Comic Reviews: Detective Comics #19 and Deadpool #7!
In a different world, this would be Detective Comics # 900. However, since the DC universe relaunched only a year and a half ago, they won’t renumber, even for something as monumental as a 900th issue. So instead, we have this special 80-page anniversary issue, with a main story cleverly titled “The 900”. While this may continue some plot threads from John Layman and Jason Fabok’s “Emperor Penguin” story, the focus is primarily on the New 52 appearance of Kirk and Francine Langstrom, and whenever the Langstroms are present, Bat-fans know to expect an appearance from Man-Bat at some point.
Layman’s main story is a fun done-in-one involving the citizens of “The 900”, a residential area in Gotham. After a mysterious air-borne virus starts turning citizens into bat creatures, Batman flies in to investigate. Like with his previous issues of Detective, Layman’s voice with Batman is phenomenal, and there’s even a great touch on the status of Batman and his allies post “Death Of The Family” (which may be the only reference we’ll get from those events for some time). After subduing some transformed citizens and determining the cause of the virus to be Talia, Batman runs across Batwoman, who’s in the process of escorting the Langstroms through the city so that Kirk can administer the cure. After explaining that his serum had been stolen from him by some mysterious thief, Kirk then injects himself with a special version of the serum that acts as an airborne antidote. However, the catch is that it turns him into a monstrous creature with no hope of being turned back into a human.
Detective Comics definitely caught me by surprise, mainly because up until this point I had assumed that Man-Bat was already established as a Batman villain. However, I was very pleased with the direction Layman took with him for this new origin, and I especially enjoyed the fact that many of the mysteries presented in the main story are revealed in the back-ups, which, with the exception of the Bane story by James Tynion IV, are all written by Layman. While they focused on smaller characters from Layman’s run, they fit nicely into the book’s main story. I also really appreciated the fact that Layman tied this book into the other goings on in Batman’s life. There’s a sense of connectedness with the other Batman titles that’s not really present in any of the other Bat-family books (or even other DC titles for that matter).
Jason Fabok handles the art on the main story of the book, and as usual, the man is a machine. Superior to even the mighty David Finch, his art is incredibly detailed and marvelous to behold. It’s almost superhuman that he’s able to turn this book in on time, but I’m glad he can, as he’s quickly becoming not only one of my favorite Batman artists, but artist in general. The back ups are drawn by Andy Clarke, Mikel Jamin, and others, and there’s a ton of excellent pin up work by other artists, including an excellent piece by Alex Maleev.
Detective Comics #19 may not say “900” on it, but damn, it sure feels like a massive 900th issue.

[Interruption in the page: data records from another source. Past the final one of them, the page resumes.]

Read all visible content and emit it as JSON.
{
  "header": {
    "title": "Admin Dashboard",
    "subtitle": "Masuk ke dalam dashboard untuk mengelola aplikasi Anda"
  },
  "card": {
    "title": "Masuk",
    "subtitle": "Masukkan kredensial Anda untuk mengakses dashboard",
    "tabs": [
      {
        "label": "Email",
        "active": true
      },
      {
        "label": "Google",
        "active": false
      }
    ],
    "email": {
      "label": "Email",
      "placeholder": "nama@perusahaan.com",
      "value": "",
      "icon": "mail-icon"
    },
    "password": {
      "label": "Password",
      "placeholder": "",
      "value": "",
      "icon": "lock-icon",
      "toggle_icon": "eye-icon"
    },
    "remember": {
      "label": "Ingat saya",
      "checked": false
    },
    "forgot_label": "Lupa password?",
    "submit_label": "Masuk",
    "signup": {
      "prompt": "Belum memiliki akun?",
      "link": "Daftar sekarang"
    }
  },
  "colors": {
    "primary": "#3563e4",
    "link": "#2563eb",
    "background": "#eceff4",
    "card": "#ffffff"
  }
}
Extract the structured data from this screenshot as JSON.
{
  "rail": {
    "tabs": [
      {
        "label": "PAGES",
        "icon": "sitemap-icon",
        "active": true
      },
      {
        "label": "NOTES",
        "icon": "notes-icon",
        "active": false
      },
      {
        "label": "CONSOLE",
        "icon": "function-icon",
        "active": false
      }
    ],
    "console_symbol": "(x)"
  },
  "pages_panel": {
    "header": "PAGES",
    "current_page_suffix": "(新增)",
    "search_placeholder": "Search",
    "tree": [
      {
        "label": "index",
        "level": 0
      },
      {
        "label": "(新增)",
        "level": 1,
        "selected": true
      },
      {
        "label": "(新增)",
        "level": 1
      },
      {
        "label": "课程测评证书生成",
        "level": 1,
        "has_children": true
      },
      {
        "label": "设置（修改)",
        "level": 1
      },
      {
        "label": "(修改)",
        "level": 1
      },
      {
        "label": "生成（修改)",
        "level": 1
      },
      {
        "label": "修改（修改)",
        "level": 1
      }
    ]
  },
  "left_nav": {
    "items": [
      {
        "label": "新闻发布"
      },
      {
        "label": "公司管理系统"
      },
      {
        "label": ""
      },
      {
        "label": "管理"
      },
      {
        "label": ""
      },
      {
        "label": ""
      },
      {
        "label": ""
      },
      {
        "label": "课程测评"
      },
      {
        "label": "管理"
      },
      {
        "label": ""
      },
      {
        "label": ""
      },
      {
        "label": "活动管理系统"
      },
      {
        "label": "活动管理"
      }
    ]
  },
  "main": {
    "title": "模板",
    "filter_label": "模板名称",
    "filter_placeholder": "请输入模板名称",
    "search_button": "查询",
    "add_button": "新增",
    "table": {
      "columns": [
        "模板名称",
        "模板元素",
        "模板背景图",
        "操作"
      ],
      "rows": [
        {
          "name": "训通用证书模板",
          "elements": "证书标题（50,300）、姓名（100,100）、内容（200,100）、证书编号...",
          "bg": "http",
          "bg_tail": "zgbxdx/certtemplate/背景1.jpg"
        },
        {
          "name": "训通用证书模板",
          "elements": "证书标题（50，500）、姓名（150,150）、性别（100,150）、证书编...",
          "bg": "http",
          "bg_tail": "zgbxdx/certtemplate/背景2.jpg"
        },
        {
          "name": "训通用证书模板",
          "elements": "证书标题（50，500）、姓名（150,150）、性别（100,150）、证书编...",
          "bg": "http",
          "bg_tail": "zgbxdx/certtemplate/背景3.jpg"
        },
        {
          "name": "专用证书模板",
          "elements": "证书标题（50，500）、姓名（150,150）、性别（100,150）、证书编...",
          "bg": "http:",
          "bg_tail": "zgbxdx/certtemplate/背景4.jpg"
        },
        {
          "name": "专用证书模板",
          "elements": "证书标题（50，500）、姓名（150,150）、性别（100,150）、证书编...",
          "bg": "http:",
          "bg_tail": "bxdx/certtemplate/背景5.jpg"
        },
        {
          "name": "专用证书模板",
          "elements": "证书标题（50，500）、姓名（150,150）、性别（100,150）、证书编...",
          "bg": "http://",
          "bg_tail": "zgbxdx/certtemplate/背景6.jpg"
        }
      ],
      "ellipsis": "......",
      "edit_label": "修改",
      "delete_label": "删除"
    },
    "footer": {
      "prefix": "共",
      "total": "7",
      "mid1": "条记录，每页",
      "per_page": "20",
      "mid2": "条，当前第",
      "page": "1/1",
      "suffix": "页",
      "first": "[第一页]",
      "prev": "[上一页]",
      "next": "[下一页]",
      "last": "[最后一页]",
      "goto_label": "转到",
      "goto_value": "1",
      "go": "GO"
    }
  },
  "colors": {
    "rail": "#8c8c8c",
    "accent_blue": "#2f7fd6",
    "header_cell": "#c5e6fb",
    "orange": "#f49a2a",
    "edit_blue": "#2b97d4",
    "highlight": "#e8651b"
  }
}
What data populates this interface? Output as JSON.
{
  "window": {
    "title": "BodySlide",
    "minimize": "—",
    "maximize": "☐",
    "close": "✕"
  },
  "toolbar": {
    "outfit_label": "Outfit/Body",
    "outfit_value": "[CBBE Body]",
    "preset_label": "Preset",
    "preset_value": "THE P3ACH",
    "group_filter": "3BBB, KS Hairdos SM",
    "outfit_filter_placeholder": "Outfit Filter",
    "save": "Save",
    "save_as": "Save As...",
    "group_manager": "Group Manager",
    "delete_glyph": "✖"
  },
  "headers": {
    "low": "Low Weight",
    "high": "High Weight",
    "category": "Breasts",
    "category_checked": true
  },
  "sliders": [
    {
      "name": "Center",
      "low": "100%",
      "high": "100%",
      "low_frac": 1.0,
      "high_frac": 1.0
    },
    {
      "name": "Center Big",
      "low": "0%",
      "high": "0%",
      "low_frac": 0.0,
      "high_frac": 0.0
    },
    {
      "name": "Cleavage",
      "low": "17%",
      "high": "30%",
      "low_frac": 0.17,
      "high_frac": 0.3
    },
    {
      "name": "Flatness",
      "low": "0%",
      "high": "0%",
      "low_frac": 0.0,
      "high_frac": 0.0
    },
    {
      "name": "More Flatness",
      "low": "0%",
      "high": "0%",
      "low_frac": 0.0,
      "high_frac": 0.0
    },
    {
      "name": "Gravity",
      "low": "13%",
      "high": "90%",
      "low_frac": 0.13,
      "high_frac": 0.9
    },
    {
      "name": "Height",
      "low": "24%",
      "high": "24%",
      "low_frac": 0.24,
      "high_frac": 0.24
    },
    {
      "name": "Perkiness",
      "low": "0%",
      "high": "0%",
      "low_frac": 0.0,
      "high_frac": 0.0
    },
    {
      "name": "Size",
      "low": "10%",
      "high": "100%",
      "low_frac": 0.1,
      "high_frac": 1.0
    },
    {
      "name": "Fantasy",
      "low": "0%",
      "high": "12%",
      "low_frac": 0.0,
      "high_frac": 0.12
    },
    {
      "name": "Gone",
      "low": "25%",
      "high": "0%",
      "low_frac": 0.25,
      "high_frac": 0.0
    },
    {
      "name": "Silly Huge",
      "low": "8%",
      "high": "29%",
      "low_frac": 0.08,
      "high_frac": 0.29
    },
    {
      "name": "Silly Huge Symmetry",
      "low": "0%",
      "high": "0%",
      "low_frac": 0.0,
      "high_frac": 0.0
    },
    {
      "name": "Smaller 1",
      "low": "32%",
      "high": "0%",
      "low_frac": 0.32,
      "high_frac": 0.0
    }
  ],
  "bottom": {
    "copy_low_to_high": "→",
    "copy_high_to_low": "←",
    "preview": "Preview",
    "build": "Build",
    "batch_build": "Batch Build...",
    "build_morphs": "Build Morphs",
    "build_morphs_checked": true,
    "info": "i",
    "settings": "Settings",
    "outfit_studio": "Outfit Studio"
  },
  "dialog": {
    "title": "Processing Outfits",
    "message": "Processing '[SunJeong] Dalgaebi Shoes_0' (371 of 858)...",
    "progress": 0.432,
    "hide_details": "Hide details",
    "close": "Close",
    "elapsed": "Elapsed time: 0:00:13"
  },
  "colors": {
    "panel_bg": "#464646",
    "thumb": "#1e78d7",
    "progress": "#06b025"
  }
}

Some may balk at the $8 price tag, but once you see that there isn’t a single reprint or cover gallery (looking at you, Marvel) you’ll immediately understand that you’ll get plenty of bang for your buck. While I’m still not interested in Emperor Penguin character or story, this issue definitely ensures that I’ll be keeping an eye on Detective Comics under Layman and Fabok’s watch.
Now that the zombie presidents are dealt with, what’s Deadpool going to do now? Why go back in time of course! Lovingly poking fun at Marvel universe of the early 80’s, Deadpool #7 pairs the Merc With A Mouth with the “Demon In A Bottle” era Tony Stark, and his sole purpose is to carry out the devil’s work. Well not a devil, but a lesser demon looking to collect enough souls to gain power in Hell. To do this, he appears to Deadpool and tasks him with a very important mission: get Iron Man drunk.
Writers Gary Duggan and Brian Posehn throw a lot of laughs at the beginning of this issue, but unfortunately by the end they start to lose steam. The opening pages at the Daily Bugle with Peter Parker trying to pitch a news story are the highlights, as well as Flash Thompson parking in a handicap space. Guest artist Scott Koblish really nails the look of early 80’s Marvel, and makes you feel as if you found this comic in the quarter bin of your local shop. In fact, if the paper quality was the same as those old books, it would be easy to mistake this book for one found at a yard sale.
As great as the opening is, it ends up hurting the rest of the issue as the two comedy writers try to wrap up the story. The issue starts to sum up events rapid fire while also getting in the gags, and the end result makes the entire story suffer. This is a shame, because I was really looking forward to this issue from the interviews I read with Posehn and Duggan. I hope this is just a fluke issue, as Deadpool has been a really fun book that hasn’t taken itself too seriously. Perhaps next issue they’ll get back on track, but as it stands right now, this one was a real disappointment.